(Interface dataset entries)
- - - - - - -

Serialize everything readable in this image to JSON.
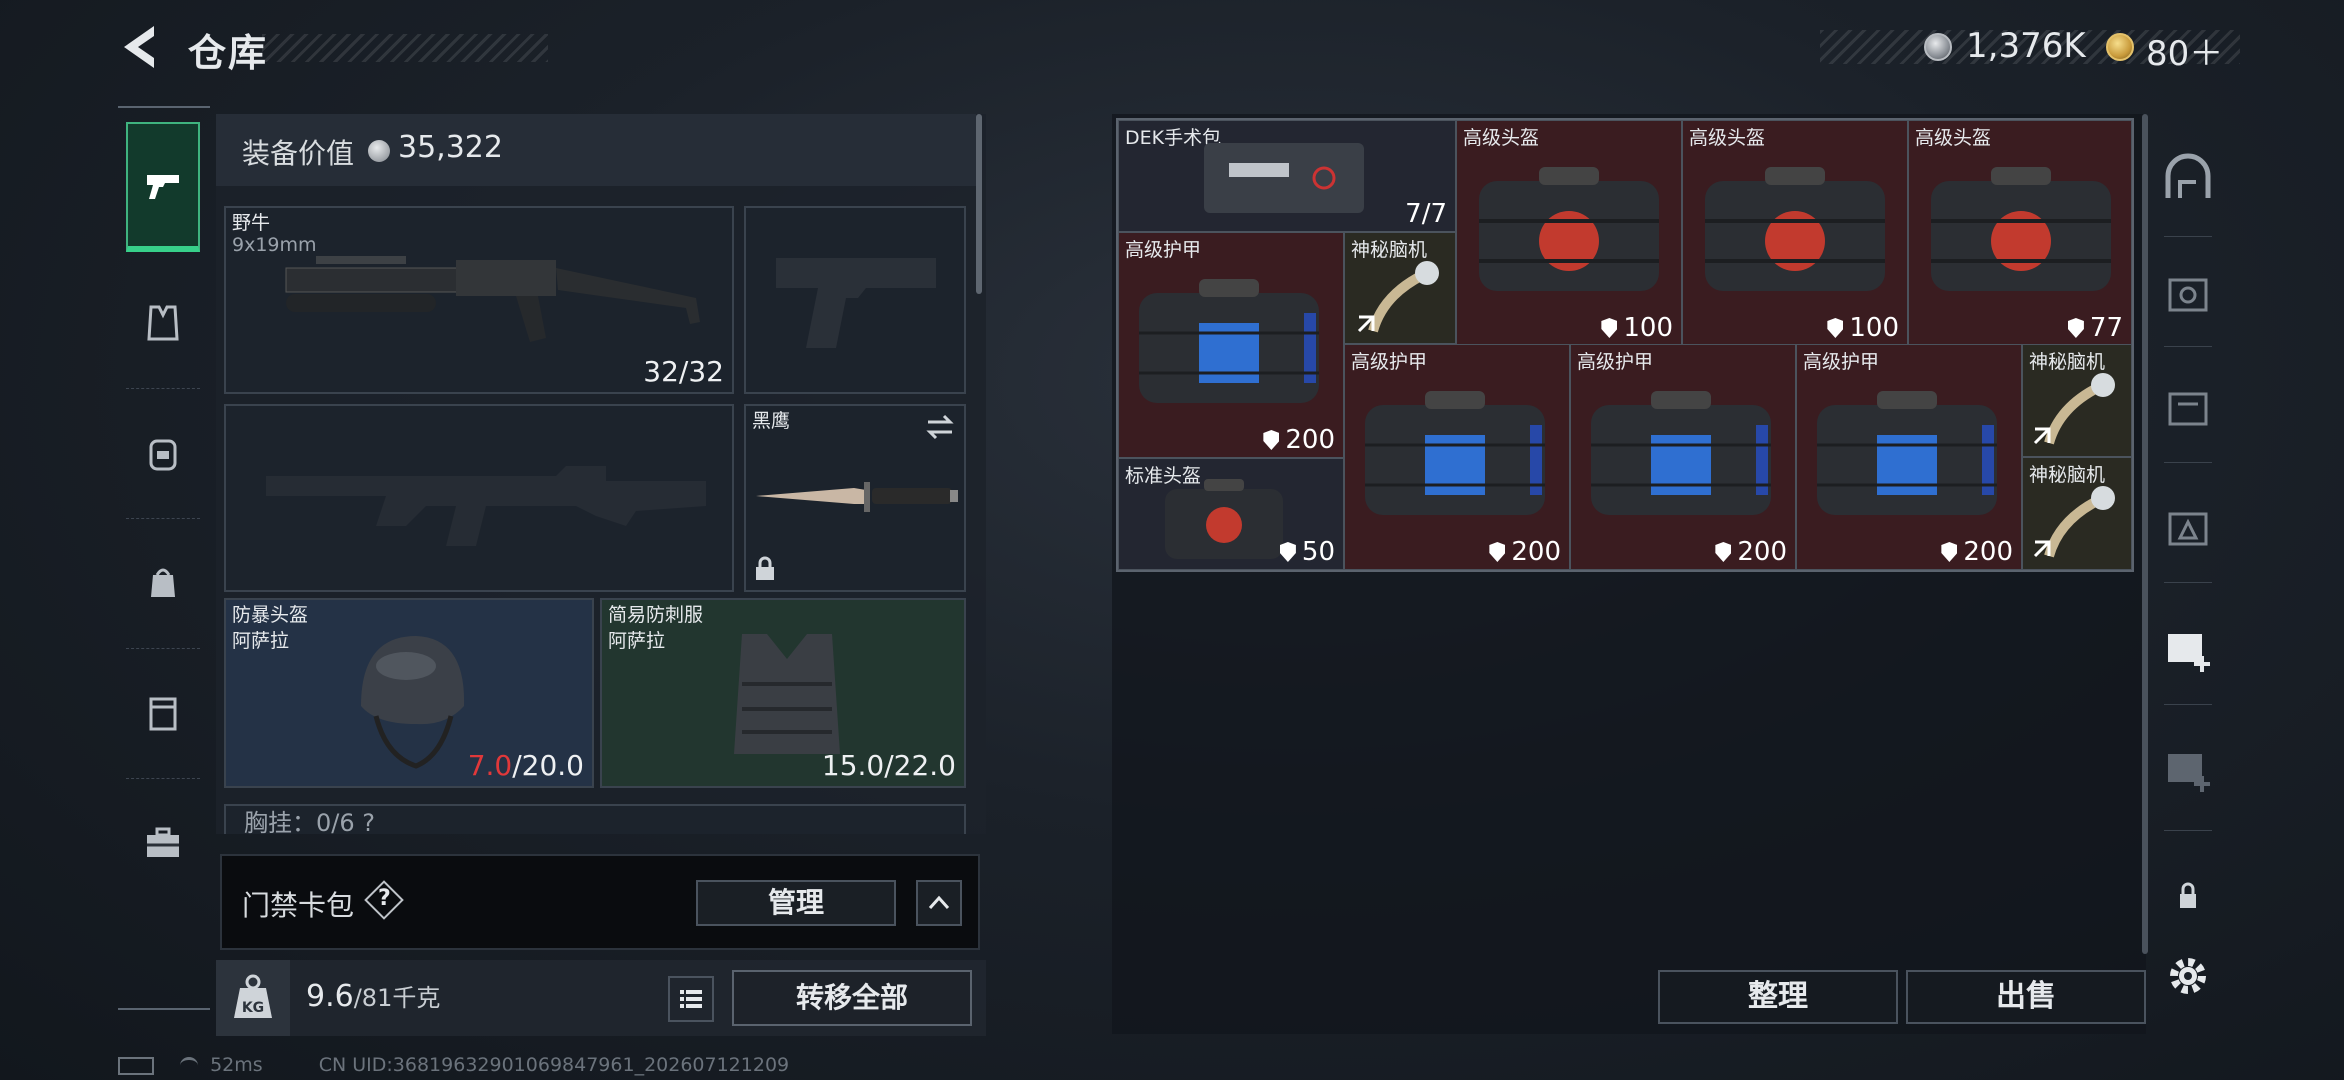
{
  "header": {
    "title": "仓库",
    "currency1": "1,376K",
    "currency2": "80＋"
  },
  "categories": [
    "pistol-icon",
    "vest-icon",
    "backpack-icon",
    "pouch-icon",
    "case-icon",
    "briefcase-icon"
  ],
  "equipment": {
    "value_label": "装备价值",
    "value": "35,322",
    "primary": {
      "name": "野牛",
      "ammo": "9x19mm",
      "count": "32/32"
    },
    "melee": {
      "name": "黑鹰"
    },
    "helmet": {
      "name": "防暴头盔",
      "sub": "阿萨拉",
      "durability_now": "7.0",
      "durability_max": "/20.0"
    },
    "armor": {
      "name": "简易防刺服",
      "sub": "阿萨拉",
      "durability": "15.0/22.0"
    },
    "chest_rig_partial": "胸挂：0/6  ?",
    "card_pack_label": "门禁卡包",
    "card_help": "?",
    "manage_label": "管理"
  },
  "weight": {
    "current": "9.6",
    "max": "/81千克",
    "kg_icon": "KG"
  },
  "transfer_label": "转移全部",
  "storage": {
    "items": [
      {
        "name": "DEK手术包",
        "value": "7/7"
      },
      {
        "name": "高级头盔",
        "value": "100"
      },
      {
        "name": "高级头盔",
        "value": "100"
      },
      {
        "name": "高级头盔",
        "value": "77"
      },
      {
        "name": "高级护甲",
        "value": "200"
      },
      {
        "name": "神秘脑机",
        "value": ""
      },
      {
        "name": "标准头盔",
        "value": "50"
      },
      {
        "name": "高级护甲",
        "value": "200"
      },
      {
        "name": "高级护甲",
        "value": "200"
      },
      {
        "name": "高级护甲",
        "value": "200"
      },
      {
        "name": "神秘脑机",
        "value": ""
      },
      {
        "name": "神秘脑机",
        "value": ""
      }
    ],
    "sort_label": "整理",
    "sell_label": "出售"
  },
  "status": {
    "ping": "52ms",
    "uid": "CN UID:3681963290106984796​1_202607121209"
  },
  "colors": {
    "accent_green": "#37d08a",
    "red_cell": "#3a1c20",
    "durability_red": "#e0383a"
  }
}
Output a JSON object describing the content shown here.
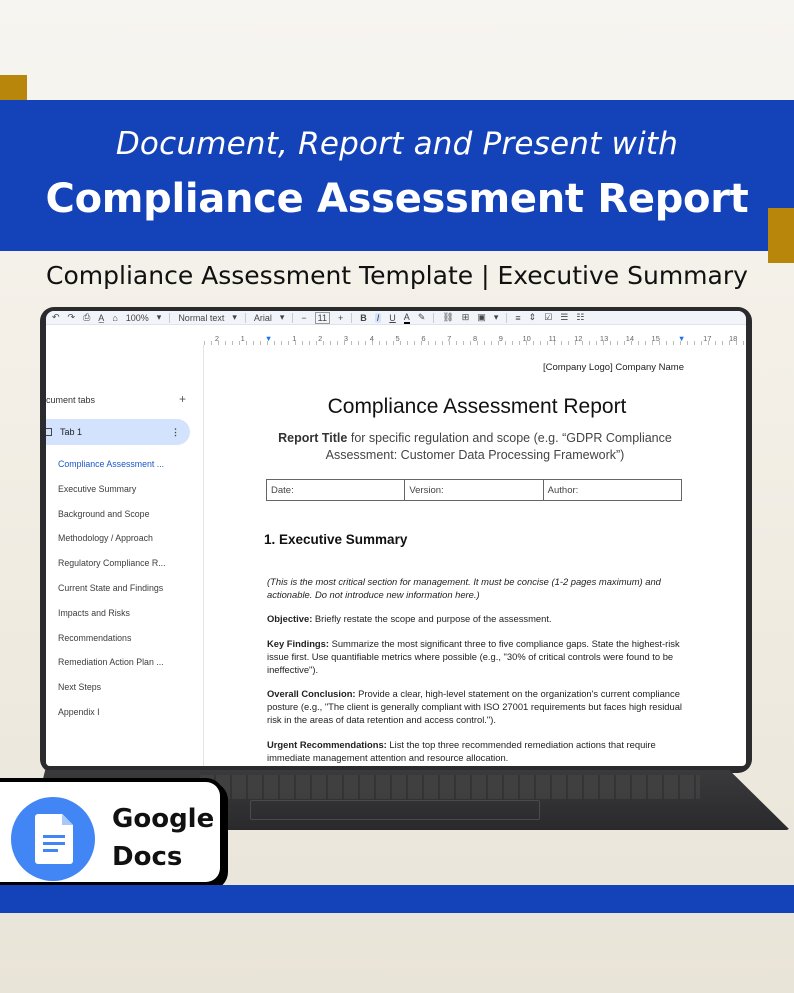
{
  "banner": {
    "subtitle": "Document, Report and Present with",
    "title": "Compliance Assessment Report"
  },
  "subtitle": "Compliance Assessment Template | Executive Summary",
  "toolbar": {
    "zoom": "100%",
    "style": "Normal text",
    "font": "Arial",
    "font_size": "11",
    "bold": "B",
    "italic": "I",
    "underline": "U",
    "text_color": "A"
  },
  "ruler": [
    "2",
    "1",
    "",
    "1",
    "2",
    "3",
    "4",
    "5",
    "6",
    "7",
    "8",
    "9",
    "10",
    "11",
    "12",
    "13",
    "14",
    "15",
    "16",
    "17",
    "18"
  ],
  "sidebar": {
    "header": "cument tabs",
    "add": "+",
    "tab": "Tab 1",
    "tab_menu": "⋮",
    "items": [
      "Compliance Assessment ...",
      "Executive Summary",
      "Background and Scope",
      "Methodology / Approach",
      "Regulatory Compliance R...",
      "Current State and Findings",
      "Impacts and Risks",
      "Recommendations",
      "Remediation Action Plan ...",
      "Next Steps",
      "Appendix I"
    ]
  },
  "document": {
    "company": "[Company Logo] Company Name",
    "title": "Compliance Assessment Report",
    "report_title_label": "Report Title",
    "report_title_rest": " for specific regulation and scope (e.g. “GDPR Compliance Assessment: Customer Data Processing Framework”)",
    "table": {
      "date": "Date:",
      "version": "Version:",
      "author": "Author:"
    },
    "section_heading": "1. Executive Summary",
    "intro": "(This is the most critical section for management. It must be concise (1-2 pages maximum) and actionable. Do not introduce new information here.)",
    "objective_label": "Objective:",
    "objective_text": " Briefly restate the scope and purpose of the assessment.",
    "findings_label": "Key Findings:",
    "findings_text": " Summarize the most significant three to five compliance gaps. State the highest-risk issue first. Use quantifiable metrics where possible (e.g., \"30% of critical controls were found to be ineffective\").",
    "conclusion_label": "Overall Conclusion:",
    "conclusion_text": " Provide a clear, high-level statement on the organization's current compliance posture (e.g., \"The client is generally compliant with ISO 27001 requirements but faces high residual risk in the areas of data retention and access control.\").",
    "urgent_label": "Urgent Recommendations:",
    "urgent_text": " List the top three recommended remediation actions that require immediate management attention and resource allocation."
  },
  "badge": {
    "line1": "Google",
    "line2": "Docs"
  },
  "colors": {
    "banner_blue": "#1442b8",
    "gold": "#b8860b",
    "docs_blue": "#4285f4",
    "active_tab": "#d3e3fd"
  }
}
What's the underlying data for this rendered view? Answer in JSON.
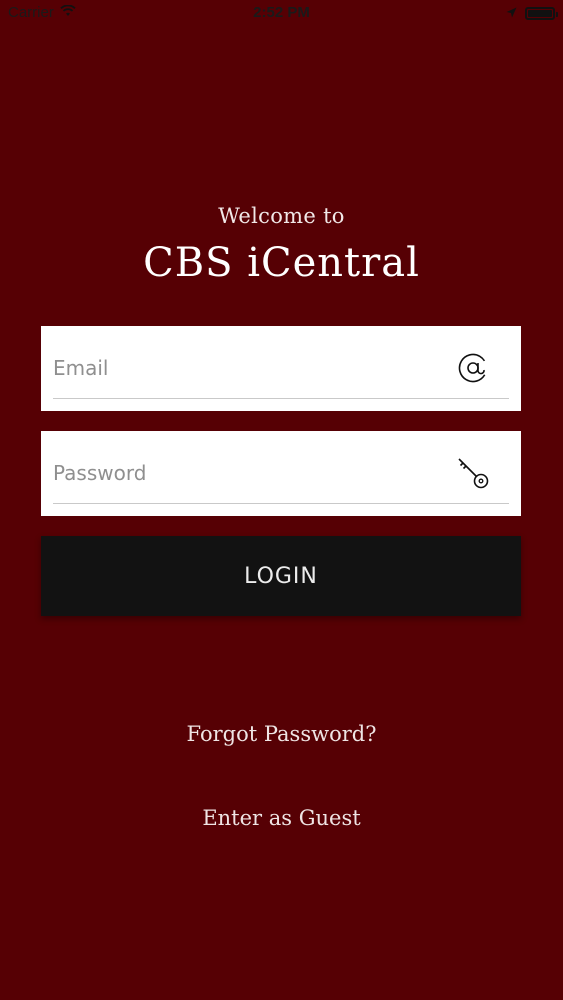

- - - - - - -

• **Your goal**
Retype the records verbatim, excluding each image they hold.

• **Problem solution**
Serialize everything readable in this image to JSON.
{
  "header": {
    "title": "仓库",
    "currency1": "1,376K",
    "currency2": "80＋"
  },
  "categories": [
    "pistol-icon",
    "vest-icon",
    "backpack-icon",
    "pouch-icon",
    "case-icon",
    "briefcase-icon"
  ],
  "equipment": {
    "value_label": "装备价值",
    "value": "35,322",
    "primary": {
      "name": "野牛",
      "ammo": "9x19mm",
      "count": "32/32"
    },
    "melee": {
      "name": "黑鹰"
    },
    "helmet": {
      "name": "防暴头盔",
      "sub": "阿萨拉",
      "durability_now": "7.0",
      "durability_max": "/20.0"
    },
    "armor": {
      "name": "简易防刺服",
      "sub": "阿萨拉",
      "durability": "15.0/22.0"
    },
    "chest_rig_partial": "胸挂：0/6  ?",
    "card_pack_label": "门禁卡包",
    "card_help": "?",
    "manage_label": "管理"
  },
  "weight": {
    "current": "9.6",
    "max": "/81千克",
    "kg_icon": "KG"
  },
  "transfer_label": "转移全部",
  "storage": {
    "items": [
      {
        "name": "DEK手术包",
        "value": "7/7"
      },
      {
        "name": "高级头盔",
        "value": "100"
      },
      {
        "name": "高级头盔",
        "value": "100"
      },
      {
        "name": "高级头盔",
        "value": "77"
      },
      {
        "name": "高级护甲",
        "value": "200"
      },
      {
        "name": "神秘脑机",
        "value": ""
      },
      {
        "name": "标准头盔",
        "value": "50"
      },
      {
        "name": "高级护甲",
        "value": "200"
      },
      {
        "name": "高级护甲",
        "value": "200"
      },
      {
        "name": "高级护甲",
        "value": "200"
      },
      {
        "name": "神秘脑机",
        "value": ""
      },
      {
        "name": "神秘脑机",
        "value": ""
      }
    ],
    "sort_label": "整理",
    "sell_label": "出售"
  },
  "status": {
    "ping": "52ms",
    "uid": "CN UID:3681963290106984796​1_202607121209"
  },
  "colors": {
    "accent_green": "#37d08a",
    "red_cell": "#3a1c20",
    "durability_red": "#e0383a"
  }
}
Output a JSON object describing the content shown here.
{
  "banner": {
    "subtitle": "Document, Report and Present with",
    "title": "Compliance Assessment Report"
  },
  "subtitle": "Compliance Assessment Template | Executive Summary",
  "toolbar": {
    "zoom": "100%",
    "style": "Normal text",
    "font": "Arial",
    "font_size": "11",
    "bold": "B",
    "italic": "I",
    "underline": "U",
    "text_color": "A"
  },
  "ruler": [
    "2",
    "1",
    "",
    "1",
    "2",
    "3",
    "4",
    "5",
    "6",
    "7",
    "8",
    "9",
    "10",
    "11",
    "12",
    "13",
    "14",
    "15",
    "16",
    "17",
    "18"
  ],
  "sidebar": {
    "header": "cument tabs",
    "add": "+",
    "tab": "Tab 1",
    "tab_menu": "⋮",
    "items": [
      "Compliance Assessment ...",
      "Executive Summary",
      "Background and Scope",
      "Methodology / Approach",
      "Regulatory Compliance R...",
      "Current State and Findings",
      "Impacts and Risks",
      "Recommendations",
      "Remediation Action Plan ...",
      "Next Steps",
      "Appendix I"
    ]
  },
  "document": {
    "company": "[Company Logo] Company Name",
    "title": "Compliance Assessment Report",
    "report_title_label": "Report Title",
    "report_title_rest": " for specific regulation and scope (e.g. “GDPR Compliance Assessment: Customer Data Processing Framework”)",
    "table": {
      "date": "Date:",
      "version": "Version:",
      "author": "Author:"
    },
    "section_heading": "1. Executive Summary",
    "intro": "(This is the most critical section for management. It must be concise (1-2 pages maximum) and actionable. Do not introduce new information here.)",
    "objective_label": "Objective:",
    "objective_text": " Briefly restate the scope and purpose of the assessment.",
    "findings_label": "Key Findings:",
    "findings_text": " Summarize the most significant three to five compliance gaps. State the highest-risk issue first. Use quantifiable metrics where possible (e.g., \"30% of critical controls were found to be ineffective\").",
    "conclusion_label": "Overall Conclusion:",
    "conclusion_text": " Provide a clear, high-level statement on the organization's current compliance posture (e.g., \"The client is generally compliant with ISO 27001 requirements but faces high residual risk in the areas of data retention and access control.\").",
    "urgent_label": "Urgent Recommendations:",
    "urgent_text": " List the top three recommended remediation actions that require immediate management attention and resource allocation."
  },
  "badge": {
    "line1": "Google",
    "line2": "Docs"
  },
  "colors": {
    "banner_blue": "#1442b8",
    "gold": "#b8860b",
    "docs_blue": "#4285f4",
    "active_tab": "#d3e3fd"
  }
}
What's the underlying data for this rendered view? Answer in JSON.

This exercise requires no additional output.